* US crude stocks rise sharply-API
* Exxon Midwest pipeline spill sparks spread trading
* Economic outlook for U.S./Europe fuels demand worries (Updates with API data, paragraphs 12, 13)
By Anna Louie Sussman
NEW YORK, April 2 (Reuters) - Brent crude oil settled lower and U.S. crude settled slightly higher on Tuesday as traders weighed concerns about demand and the possibility of a prolonged pipeline outage in the U.S. Midwest.
Brent crude oil rose early, then reversed to fall as much as $1 a barrel, before settling down 39 cents a barrel at $110.69. The session low of $110 a barrel was below the 200-day moving average of $110.17.
U.S. crude fell in the morning, then rebounded to settle up 12 cents at $97.19.
The Brent-U.S. crude spread CL-LCO1=R narrowed in choppy trading to settle at $13.50 a barrel, after widening to as much as $14.66 during the session.
U.S. crude slipped in post-settlement trading, and was down 22 cents at $96.85 as of 4:52 p.m. in New York (2052 GMT).
Uncertainty surrounding the impact of the ruptured Exxon Mobil Pegasus pipeline in the U.S. Midwest has kept U.S. light sweet crude prices volatile. The premium of Brent to U.S. light sweet crude ended at $13.50 CL-LCO1=R after the spread between the two widened to as much as $14.66.
“Clearly the big factor is this Pegasus pipeline, and I don’t think anyone has a firm handle on how long it’s down for,” said Andy Lebow, vice president at Jefferies Bache in New York.
“The guesses I’ve seen have been from five days to 10 days to two weeks. The longer it’s down for, the more it will support Brent at the expense of U.S. crude.”
Traders said the pipeline problem is likely to keep crude oil bottled up in the Midwest, depressing prices, as stockpiles of oil should build up near the delivery point of the U.S. crude oil benchmark contract in Cushing, Oklahoma.
Exxon said it was developing a plan to excavate, remove and replace the ruptured portion of the Pegasus Pipeline, shut on Friday after a leak released thousands of barrels of crude into a housing development in Arkansas.
The company had not yet provided an estimate of when it might reopen the nearly 65-year-old pipeline, which can carry more than 90,000 barrels per day (bpd) of crude to Texas from Illinois.
Late on Tuesday, the American Petroleum Institute released data showing U.S. crude oil stocks rose 4.7 million barrels for the week ended March 29, higher than the 2.2 million predicted by a Reuters analyst poll.
At Cushing, stocks were down 287,000 barrels. But traders said they may well rise in next week’s data after the Pegasus pipeline spill. Gasoline stocks decreased 5 million barrels while distillate stocks fell 1.85 million barrels, both larger declines than anticipated.

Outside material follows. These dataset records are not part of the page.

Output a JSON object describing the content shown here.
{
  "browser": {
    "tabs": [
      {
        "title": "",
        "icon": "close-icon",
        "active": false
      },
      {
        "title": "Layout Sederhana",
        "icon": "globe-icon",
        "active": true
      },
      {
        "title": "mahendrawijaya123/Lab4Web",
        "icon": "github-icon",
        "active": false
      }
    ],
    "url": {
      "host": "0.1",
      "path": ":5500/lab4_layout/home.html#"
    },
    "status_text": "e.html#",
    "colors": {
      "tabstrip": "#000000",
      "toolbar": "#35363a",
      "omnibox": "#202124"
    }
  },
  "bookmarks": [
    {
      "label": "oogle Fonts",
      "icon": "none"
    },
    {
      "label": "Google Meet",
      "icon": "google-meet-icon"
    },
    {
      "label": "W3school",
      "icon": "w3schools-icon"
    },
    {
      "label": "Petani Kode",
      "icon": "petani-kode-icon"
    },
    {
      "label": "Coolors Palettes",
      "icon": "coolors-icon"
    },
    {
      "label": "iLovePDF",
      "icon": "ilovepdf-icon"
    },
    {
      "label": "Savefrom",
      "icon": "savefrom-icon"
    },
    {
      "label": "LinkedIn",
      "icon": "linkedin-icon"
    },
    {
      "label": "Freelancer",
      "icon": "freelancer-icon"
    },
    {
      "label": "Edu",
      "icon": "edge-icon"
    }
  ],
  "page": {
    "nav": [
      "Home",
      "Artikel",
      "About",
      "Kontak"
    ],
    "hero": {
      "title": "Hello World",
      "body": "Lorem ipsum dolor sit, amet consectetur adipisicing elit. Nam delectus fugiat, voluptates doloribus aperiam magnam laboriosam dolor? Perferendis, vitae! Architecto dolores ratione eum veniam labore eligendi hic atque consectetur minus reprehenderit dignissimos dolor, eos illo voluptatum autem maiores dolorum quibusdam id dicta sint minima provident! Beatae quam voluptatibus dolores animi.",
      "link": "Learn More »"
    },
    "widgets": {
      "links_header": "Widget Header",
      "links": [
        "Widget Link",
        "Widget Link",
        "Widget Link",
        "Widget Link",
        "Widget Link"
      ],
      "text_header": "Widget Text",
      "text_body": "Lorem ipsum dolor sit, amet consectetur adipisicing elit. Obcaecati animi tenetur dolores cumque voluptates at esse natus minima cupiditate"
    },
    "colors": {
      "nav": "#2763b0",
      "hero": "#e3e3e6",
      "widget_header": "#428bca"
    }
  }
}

The U.S. government’s Energy Information Administration (EIA) releases its more closely watched report at 10:30 am EDT (1430 GMT) on Wednesday.
U.S. gasoline futures posted the biggest percentage drop in the oil futures complex, falling more than 2 percent to below the 50-day moving average of $3.0477 a gallon, a technical level closely monitored by chart watching traders and analysts.
“RBOB got below the 50-day moving average and that triggered sell stops and sent it down more,” said Mark Waggoner, president at Excel Futures Inc in Portland, Oregon.
Gasoline futures settled down nearly 2 percent, or 6 cents, at $3.0408 a gallon.
While gasoline futures fell, U.S. heating oil rose more than a penny.
A stronger dollar also put pressure on dollar-denominated oil prices, while the euro weakened against the dollar on euro zone data showing the region was well into economic contraction last month.
British manufacturing also remained in contraction, and European Union (EU) data showed unemployment in February was steady at 12 percent.
The gloomy data from Europe followed Monday’s report that U.S. factory activity grew at its slowest rate in three months in March, indicating a loss of momentum at the end of the first quarter.
Investors await Friday’s closely watched U.S. March nonfarm payrolls report for an indication if the headwinds from a tighter fiscal policy, the sequestration or automatic spending cuts, have slowed the economy of the No. 1 global oil consumer. (Additional reporting by Robert Gibbons in New York, Peg Mackey in London and Luke Pachymuthu in Singapore; Editing by Andrew Hay, Bob Burgdorfer and Grant McCool)